The continuation of that week of hard introspection and letting go, has brought me back to meditating. Now, I have meditated on and off for over half of my life, but I’ve never done it regularly. I’ll normally sit for a few days, or maybe two weeks, and then I get bored or frustrated and I stop. This time though, things seem to have shifted. I’ve been sitting every day for a month now and the big difference is that I want to, rather than feeling like I should. I used to try to make myself sit for a minimum period of time, 5, 10, 30 minutes. Now I sit for however long I happen to. I don’t even have a clock in the room so that I won’t be tempted to keep peeking to see if I’m doing it “long enough.” Some days it is five minutes, others, maybe half an hour. Not every day is some blissful nirvana either, far from it. Many a day I am agitated or excited and my monkey-mind is all over the place, but even taking the time to sit and recognize where I am at the moment is immensely helpful. Saying “I’m afraid today” at least lets me acknowledge what’s up. I stop and listen to myself. It’s amazing what you can find out when you do that. I’ve also managed to really take to heart Pema Chödrön’s words of wisdom in “When Things Fall Apart” (amazing book btw) about caring for your self, so that most days I can smile at my crazy monkey-mind and not get angry or dismissive. Until I read that book years ago, and really let it sink in, I tended to scold myself during meditation, rather than paying attention.

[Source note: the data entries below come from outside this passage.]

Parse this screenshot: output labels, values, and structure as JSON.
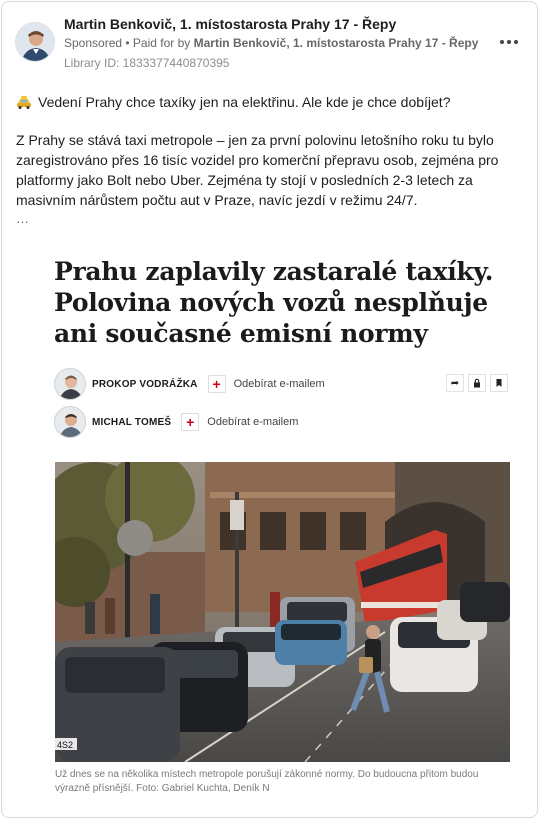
{
  "post": {
    "author": "Martin Benkovič, 1. místostarosta Prahy 17 - Řepy",
    "sponsored": "Sponsored",
    "separator": " • ",
    "paid_for_by_prefix": "Paid for by ",
    "paid_for_by_name": "Martin Benkovič, 1. místostarosta Prahy 17 - Řepy",
    "library_id": "Library ID: 1833377440870395",
    "lead_icon": "taxi-icon",
    "lead_text": "Vedení Prahy chce taxíky jen na elektřinu. Ale kde je chce dobíjet?",
    "body": "Z Prahy se stává taxi metropole – jen za první polovinu letošního roku tu bylo zaregistrováno přes 16 tisíc vozidel pro komerční přepravu osob, zejména pro platformy jako Bolt nebo Uber. Zejména ty stojí v posledních 2-3 letech za masivním nárůstem počtu aut v Praze, navíc jezdí v režimu 24/7.",
    "ellipsis": "…"
  },
  "article": {
    "headline": "Prahu zaplavily zastaralé taxíky. Polovina nových vozů nesplňuje ani současné emisní normy",
    "authors": [
      {
        "name": "PROKOP VODRÁŽKA",
        "subscribe": "Odebírat e-mailem"
      },
      {
        "name": "MICHAL TOMEŠ",
        "subscribe": "Odebírat e-mailem"
      }
    ],
    "plus": "+",
    "caption": "Už dnes se na několika místech metropole porušují zákonné normy. Do budoucna přitom budou výrazně přísnější. Foto: Gabriel Kuchta, Deník N",
    "plate": "4S2"
  }
}
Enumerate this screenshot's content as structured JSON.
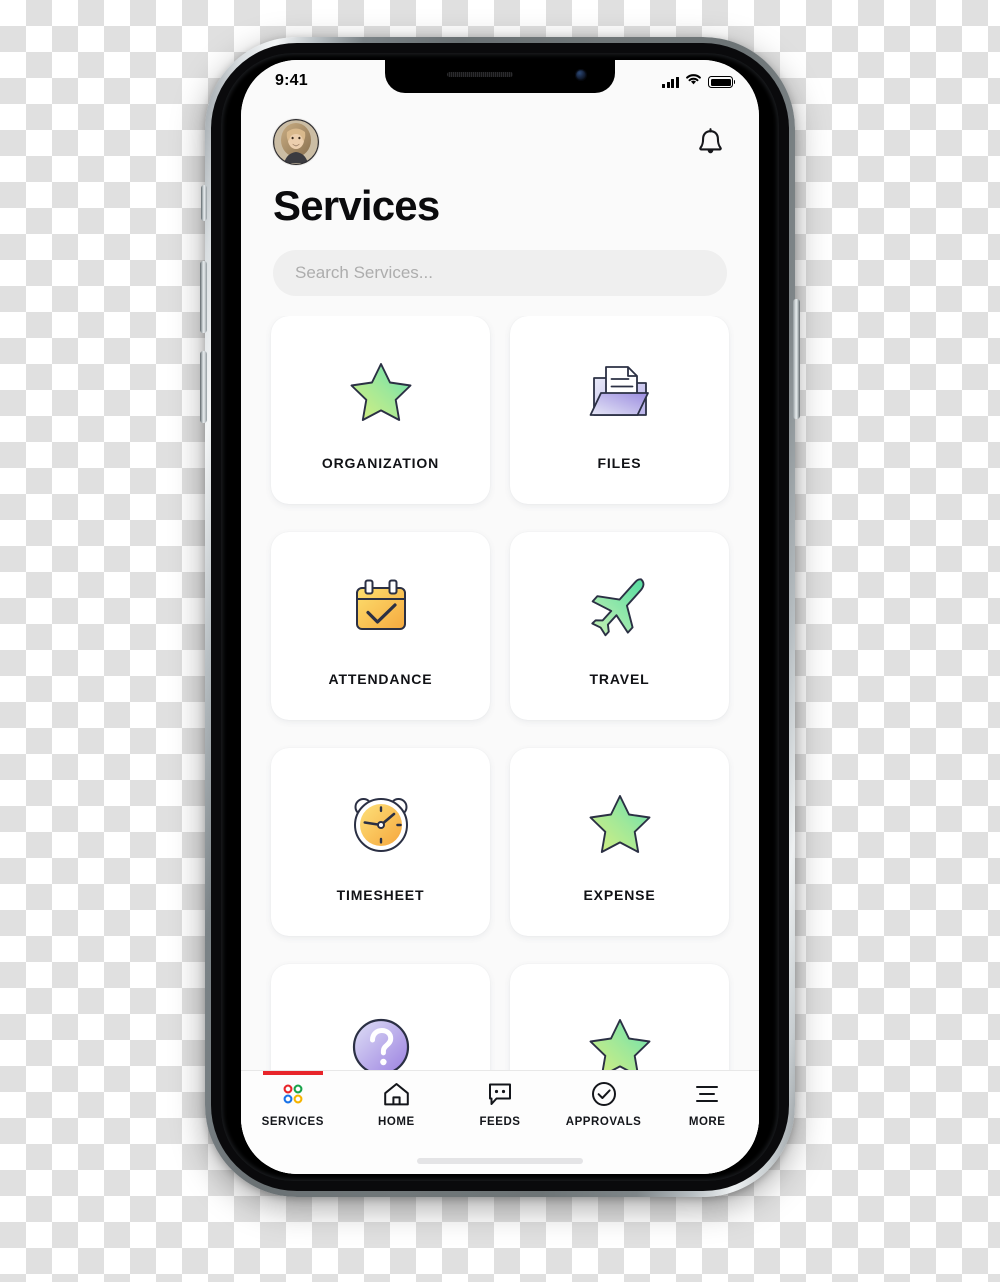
{
  "status_bar": {
    "time": "9:41",
    "signal_icon": "cellular-signal-icon",
    "wifi_icon": "wifi-icon",
    "battery_icon": "battery-full-icon"
  },
  "header": {
    "avatar_name": "user-avatar",
    "notification_icon": "bell-icon",
    "title": "Services"
  },
  "search": {
    "placeholder": "Search Services...",
    "value": ""
  },
  "tiles": [
    {
      "label": "ORGANIZATION",
      "icon": "star-icon",
      "color": "#8ce39a"
    },
    {
      "label": "FILES",
      "icon": "folder-files-icon",
      "color": "#9b8de0"
    },
    {
      "label": "ATTENDANCE",
      "icon": "calendar-check-icon",
      "color": "#f8c34a"
    },
    {
      "label": "TRAVEL",
      "icon": "airplane-icon",
      "color": "#7fe0a4"
    },
    {
      "label": "TIMESHEET",
      "icon": "alarm-clock-icon",
      "color": "#f9c council"
    },
    {
      "label": "EXPENSE",
      "icon": "star-icon",
      "color": "#8ce39a"
    },
    {
      "label": "",
      "icon": "question-mark-circle-icon",
      "color": "#a78ee0"
    },
    {
      "label": "",
      "icon": "star-icon",
      "color": "#8ce39a"
    }
  ],
  "bottom_nav": {
    "active_index": 0,
    "active_indicator_color": "#e8252a",
    "items": [
      {
        "label": "SERVICES",
        "icon": "four-dots-grid-icon"
      },
      {
        "label": "HOME",
        "icon": "house-icon"
      },
      {
        "label": "FEEDS",
        "icon": "chat-bubble-icon"
      },
      {
        "label": "APPROVALS",
        "icon": "check-circle-icon"
      },
      {
        "label": "MORE",
        "icon": "hamburger-menu-icon"
      }
    ]
  },
  "colors": {
    "accent_red": "#e8252a",
    "screen_bg": "#fafafa",
    "tile_bg": "#ffffff",
    "search_bg": "#efefef",
    "icon_outline": "#2b3044"
  }
}
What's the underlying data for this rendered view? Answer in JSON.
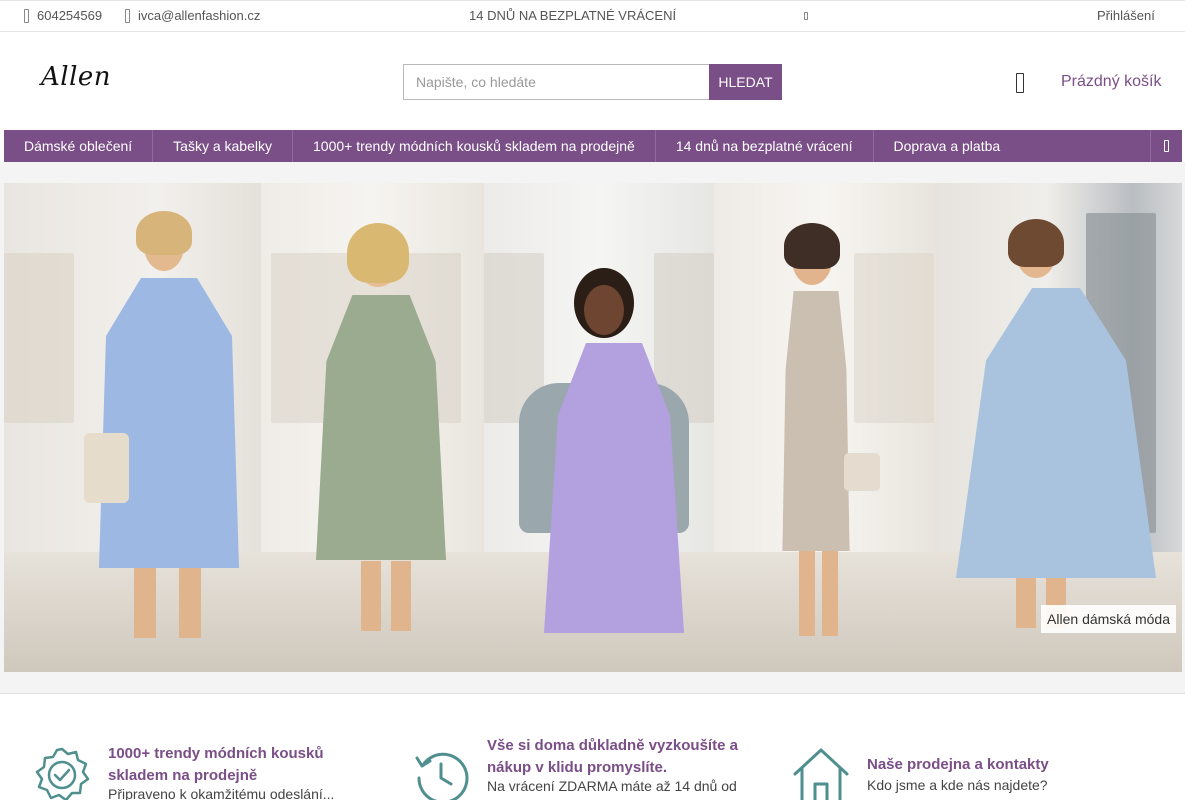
{
  "topbar": {
    "phone": "604254569",
    "email": "ivca@allenfashion.cz",
    "promo": "14 DNŮ NA BEZPLATNÉ VRÁCENÍ",
    "login": "Přihlášení"
  },
  "header": {
    "logo": "Allen",
    "search_placeholder": "Napište, co hledáte",
    "search_button": "HLEDAT",
    "cart_label": "Prázdný košík"
  },
  "nav": {
    "items": [
      {
        "label": "Dámské oblečení"
      },
      {
        "label": "Tašky a kabelky"
      },
      {
        "label": "1000+ trendy módních kousků skladem na prodejně"
      },
      {
        "label": "14 dnů na bezplatné vrácení"
      },
      {
        "label": "Doprava a platba"
      }
    ]
  },
  "hero": {
    "caption": "Allen dámská móda"
  },
  "features": [
    {
      "title": "1000+ trendy módních kousků skladem na prodejně",
      "text": "Připraveno k okamžitému odeslání..."
    },
    {
      "title": "Vše si doma důkladně vyzkoušíte a nákup v klidu promyslíte.",
      "text": "Na vrácení ZDARMA máte až 14 dnů od"
    },
    {
      "title": "Naše prodejna a kontakty",
      "text": "Kdo jsme a kde nás najdete?"
    }
  ],
  "colors": {
    "brand": "#7a4e87",
    "icon_teal": "#4f8f8f"
  }
}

Currently I am re-reading Thich Nhat Hanh’s “The Heart of the Buddha’s Teachings,” which is a great review of the fundamentals of Buddhist thought. Each day, after I sit, I pick it up and read a chapter or a section of chapter to contemplate for the day. I don’t always keep it in mind but getting some perspective from my paper “sangha” helps me set off on a more even keel. The sitting, stopping and listening make a horrible day not feel quite so oppressive, and sometimes it even lets me realign my thinking enough that I can actually help make the day better for myself and others. So, anyway, this is a reminder that sometimes moving into the chaos and sitting with it, when you feel like things are exploding or slipping away, can be a grounding and freeing experience. I leave this note to my future self. 🙂